--- Material provided ---

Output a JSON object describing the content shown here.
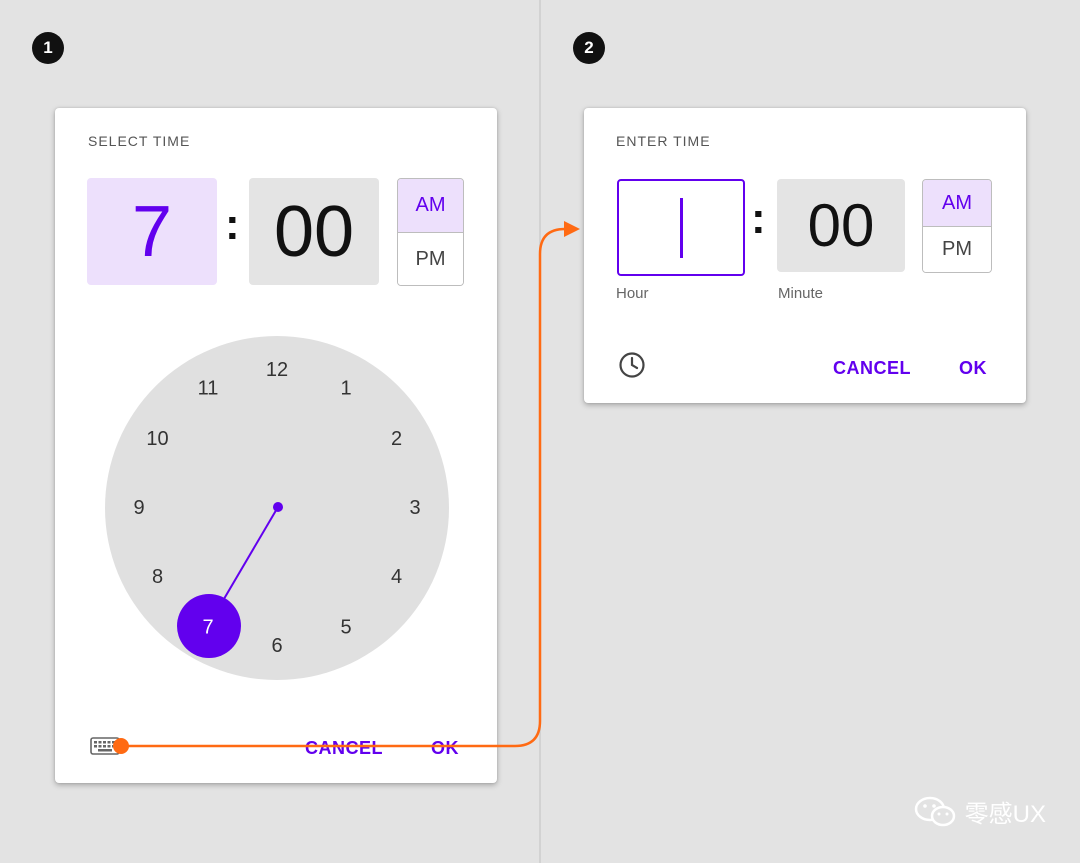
{
  "steps": [
    "1",
    "2"
  ],
  "dial_picker": {
    "title": "SELECT TIME",
    "hour": "7",
    "minute": "00",
    "am_label": "AM",
    "pm_label": "PM",
    "selected_period": "AM",
    "clock_numbers": [
      "12",
      "1",
      "2",
      "3",
      "4",
      "5",
      "6",
      "7",
      "8",
      "9",
      "10",
      "11"
    ],
    "selected_hour": "7",
    "cancel_label": "CANCEL",
    "ok_label": "OK",
    "mode_icon": "keyboard-icon"
  },
  "input_picker": {
    "title": "ENTER TIME",
    "hour_value": "",
    "minute": "00",
    "hour_caption": "Hour",
    "minute_caption": "Minute",
    "am_label": "AM",
    "pm_label": "PM",
    "selected_period": "AM",
    "cancel_label": "CANCEL",
    "ok_label": "OK",
    "mode_icon": "clock-icon"
  },
  "watermark": {
    "text": "零感UX",
    "icon": "wechat-icon"
  },
  "colors": {
    "primary": "#6200ee",
    "primary_light": "#ede0fc",
    "box_gray": "#e4e4e4",
    "dial_gray": "#e0e0e0",
    "arrow": "#ff6a13"
  }
}
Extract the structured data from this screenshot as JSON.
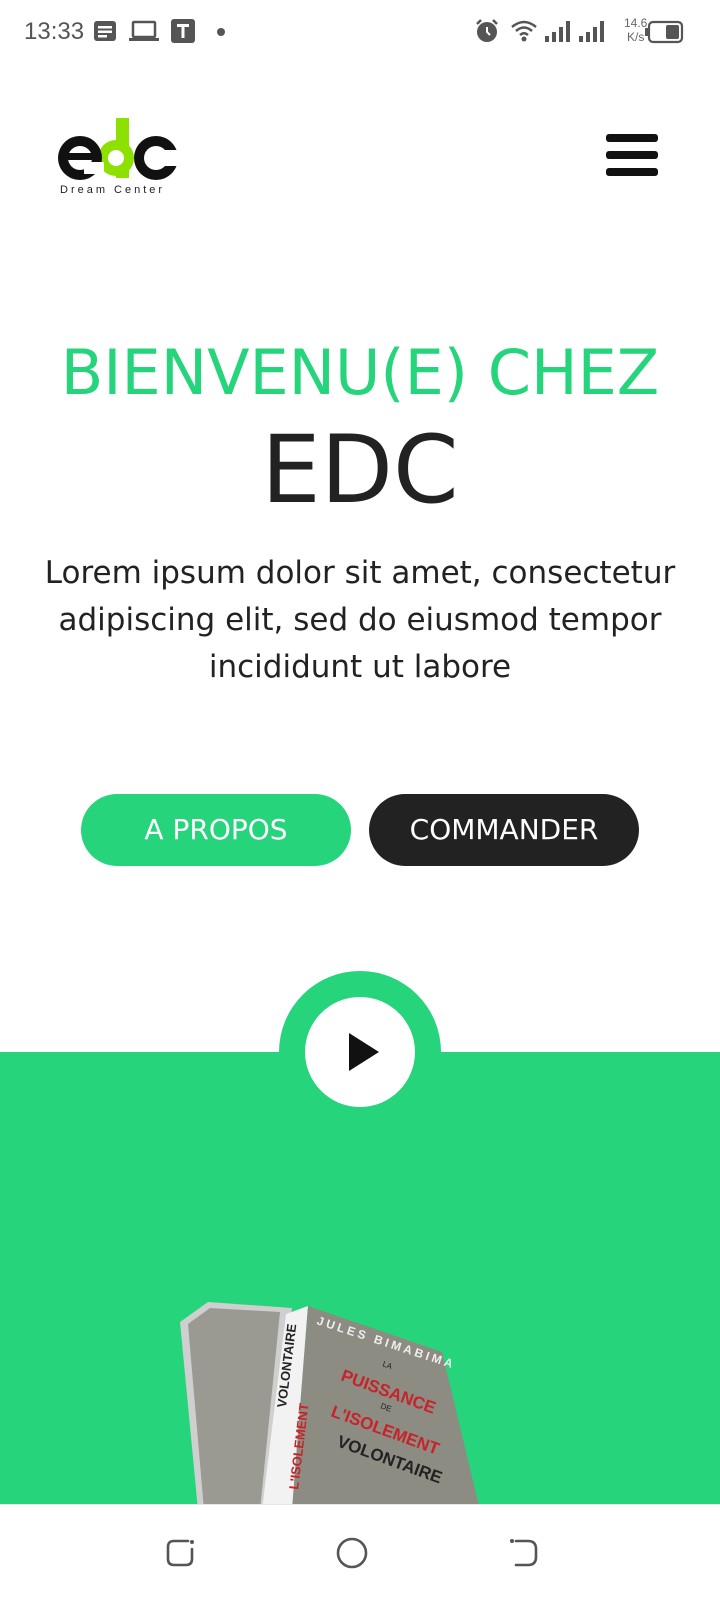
{
  "status_bar": {
    "time": "13:33",
    "left_icons": [
      "notes-icon",
      "laptop-icon",
      "t-app-icon",
      "dot-icon"
    ],
    "right_icons": [
      "alarm-icon",
      "wifi-icon",
      "signal-icon",
      "signal-icon",
      "battery-icon"
    ],
    "net_speed_value": "14.6",
    "net_speed_unit": "K/s"
  },
  "header": {
    "logo_text": "edc",
    "logo_tagline": "Dream Center",
    "menu_icon": "hamburger-menu-icon"
  },
  "hero": {
    "title": "BIENVENU(E) CHEZ",
    "brand": "EDC",
    "text": "Lorem ipsum dolor sit amet, consectetur adipiscing elit, sed do eiusmod tempor incididunt ut labore"
  },
  "buttons": {
    "about_label": "A PROPOS",
    "order_label": "COMMANDER"
  },
  "video": {
    "play_icon": "play-icon"
  },
  "book": {
    "author": "JULES BIMABIMA",
    "title_line1": "LA",
    "title_line2": "PUISSANCE",
    "title_line3": "DE",
    "title_line4": "L'ISOLEMENT",
    "title_line5": "VOLONTAIRE",
    "spine_text_a": "L'ISOLEMENT",
    "spine_text_b": "VOLONTAIRE"
  },
  "nav_bar": {
    "icons": [
      "recent-apps-icon",
      "home-icon",
      "back-icon"
    ]
  },
  "colors": {
    "accent": "#26d47c",
    "dark": "#222222",
    "logo_green": "#8ee000"
  }
}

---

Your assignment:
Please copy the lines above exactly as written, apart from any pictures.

Solution:
Output a JSON object describing the content shown here.
{
  "steps": [
    "1",
    "2"
  ],
  "dial_picker": {
    "title": "SELECT TIME",
    "hour": "7",
    "minute": "00",
    "am_label": "AM",
    "pm_label": "PM",
    "selected_period": "AM",
    "clock_numbers": [
      "12",
      "1",
      "2",
      "3",
      "4",
      "5",
      "6",
      "7",
      "8",
      "9",
      "10",
      "11"
    ],
    "selected_hour": "7",
    "cancel_label": "CANCEL",
    "ok_label": "OK",
    "mode_icon": "keyboard-icon"
  },
  "input_picker": {
    "title": "ENTER TIME",
    "hour_value": "",
    "minute": "00",
    "hour_caption": "Hour",
    "minute_caption": "Minute",
    "am_label": "AM",
    "pm_label": "PM",
    "selected_period": "AM",
    "cancel_label": "CANCEL",
    "ok_label": "OK",
    "mode_icon": "clock-icon"
  },
  "watermark": {
    "text": "零感UX",
    "icon": "wechat-icon"
  },
  "colors": {
    "primary": "#6200ee",
    "primary_light": "#ede0fc",
    "box_gray": "#e4e4e4",
    "dial_gray": "#e0e0e0",
    "arrow": "#ff6a13"
  }
}
Extract the structured data from this screenshot as JSON.
{
  "status_bar": {
    "time": "13:33",
    "left_icons": [
      "notes-icon",
      "laptop-icon",
      "t-app-icon",
      "dot-icon"
    ],
    "right_icons": [
      "alarm-icon",
      "wifi-icon",
      "signal-icon",
      "signal-icon",
      "battery-icon"
    ],
    "net_speed_value": "14.6",
    "net_speed_unit": "K/s"
  },
  "header": {
    "logo_text": "edc",
    "logo_tagline": "Dream Center",
    "menu_icon": "hamburger-menu-icon"
  },
  "hero": {
    "title": "BIENVENU(E) CHEZ",
    "brand": "EDC",
    "text": "Lorem ipsum dolor sit amet, consectetur adipiscing elit, sed do eiusmod tempor incididunt ut labore"
  },
  "buttons": {
    "about_label": "A PROPOS",
    "order_label": "COMMANDER"
  },
  "video": {
    "play_icon": "play-icon"
  },
  "book": {
    "author": "JULES BIMABIMA",
    "title_line1": "LA",
    "title_line2": "PUISSANCE",
    "title_line3": "DE",
    "title_line4": "L'ISOLEMENT",
    "title_line5": "VOLONTAIRE",
    "spine_text_a": "L'ISOLEMENT",
    "spine_text_b": "VOLONTAIRE"
  },
  "nav_bar": {
    "icons": [
      "recent-apps-icon",
      "home-icon",
      "back-icon"
    ]
  },
  "colors": {
    "accent": "#26d47c",
    "dark": "#222222",
    "logo_green": "#8ee000"
  }
}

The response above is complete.